A. J. Campbell Collection/National Library of Australia
A passionate crusader for the rights of women and children, Catherine Hay Thomson went undercover to investigate their treatment in public institutions and testified before a Royal Commission.
Though her brave acts were acknowledged after her death, Wauba Debar’s grave was later robbed in the name of “science”.
A grave stands in Bicheno, paid for by locals in the 1800s. It stands as a testament to the lifesaving ocean feats and tragic life of Indigenous woman Wauba Debar.
Gustave Boulanger, The Slave Market, 1886.
From a young age, Neaera was trained for the life of a hetaira, or courtesan. Her tragic story comes to us only through court documents, but she deserves to be remembered.

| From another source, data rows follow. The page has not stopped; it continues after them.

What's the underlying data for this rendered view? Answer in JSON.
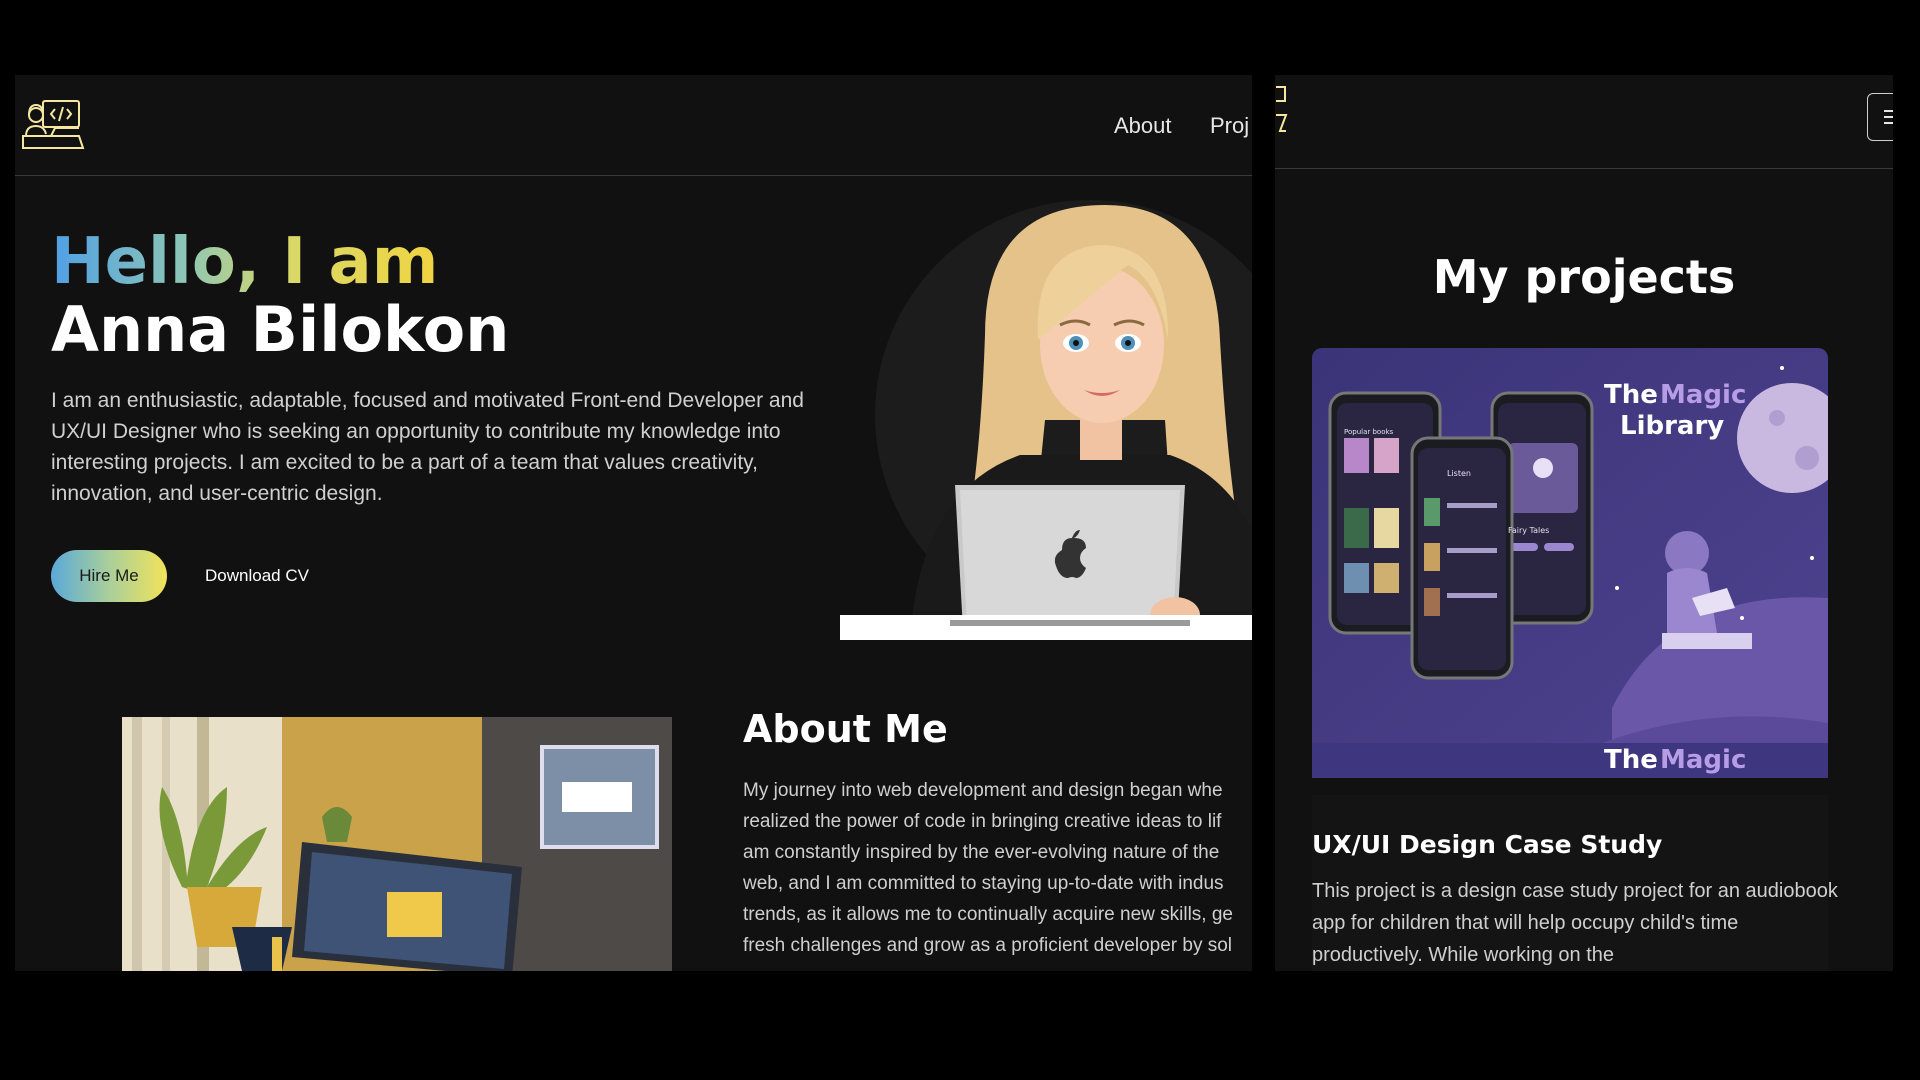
{
  "left": {
    "nav": {
      "links": [
        "About",
        "Proj"
      ]
    },
    "hero": {
      "line1": "Hello, I am",
      "line2": "Anna Bilokon",
      "description": "I am an enthusiastic, adaptable, focused and motivated Front-end Developer and UX/UI Designer who is seeking an opportunity to contribute my knowledge into interesting projects. I am excited to be a part of a team that values creativity, innovation, and user-centric design.",
      "hire_label": "Hire Me",
      "cv_label": "Download CV"
    },
    "about": {
      "title": "About Me",
      "lines": [
        "My journey into web development and design began whe",
        "realized the power of code in bringing creative ideas to lif",
        "am constantly inspired by the ever-evolving nature of the",
        "web, and I am committed to staying up-to-date with indus",
        "trends, as it allows me to continually acquire new skills, ge",
        "fresh challenges and grow as a proficient developer by sol"
      ]
    }
  },
  "right": {
    "menu_icon": "hamburger-icon",
    "projects": {
      "title": "My projects",
      "card_image": {
        "title_word1": "The",
        "title_word2": "Magic",
        "title_word3": "Library",
        "repeat_word1": "The",
        "repeat_word2": "Magic",
        "phone_label_popular": "Popular books",
        "phone_label_listen": "Listen",
        "phone_label_fairy": "Fairy Tales"
      },
      "card_title": "UX/UI Design Case Study",
      "card_desc": "This project is a design case study project for an audiobook app for children that will help occupy child's time productively. While working on the"
    }
  },
  "colors": {
    "background": "#111111",
    "gradient_start": "#4f9fe6",
    "gradient_end": "#f0d441",
    "card_purple": "#4b3f8c"
  }
}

Elephants destined for Wirths’ circus on a ship’s deck circa 1925. Early last century, Frances Levvy asked school students to write an essay on whether the exhibition of wild animals in travelling menageries was consistent with humanity.
By Sam Hood ca. 1925-ca. 1945, State Library of NSW
Born in 1831, at a time when animals were widely regarded as property, Frances Levvy used the power of the press and the passion of children to advocate for their welfare.
Leila Waddell performing during the Rites of Eleusis.
Leila Waddell entered the world stage as an acclaimed violinist - and left it having influenced magical practice into the 21st century.
Queen Marau, 1889, by Sophia Hoare.
Collection du Musée de Tahiti et des îles – Te Fare Manaha
She left Sydney Ladies’ College at 14 to marry an alcoholic future king. But the life of Queen Marau deserves to be written outside the shadow of her royal husband.
One of the most influential agricultural entomologists in history was an insatiably curious and fiercely independent woman named Eleanor Anne Ormerod. She never went to school - nor was she paid for her work.
Pat Larter (England; Australia, b.1936, d.1996) Pat’s anger 1992.
acrylic and mixed media on board, 91 x 60.5 cm; 92.5 x 62 cm.
Art Gallery of New South Wales, Gift of Frank Watters 2018. Donated through the Australian Government's Cultural Gifts Program © Estate of Pat Larter. Photo: AGNSW 32.2018
Best known as the subject of her husband Richard’s work, Pat Larter was herself a major artist.
Grata Flos Greig, First Female Law Graduate, c1904, University of Melbourne. Flos was the first woman admitted to the Australian legal profession.
University of Melbourne Archives, UMA/I/5131
When Flos Greig first entered law school, it was illegal for women to become lawyers. Undeterred, she lobbied for change and became the first woman admitted to the legal profession in Australia.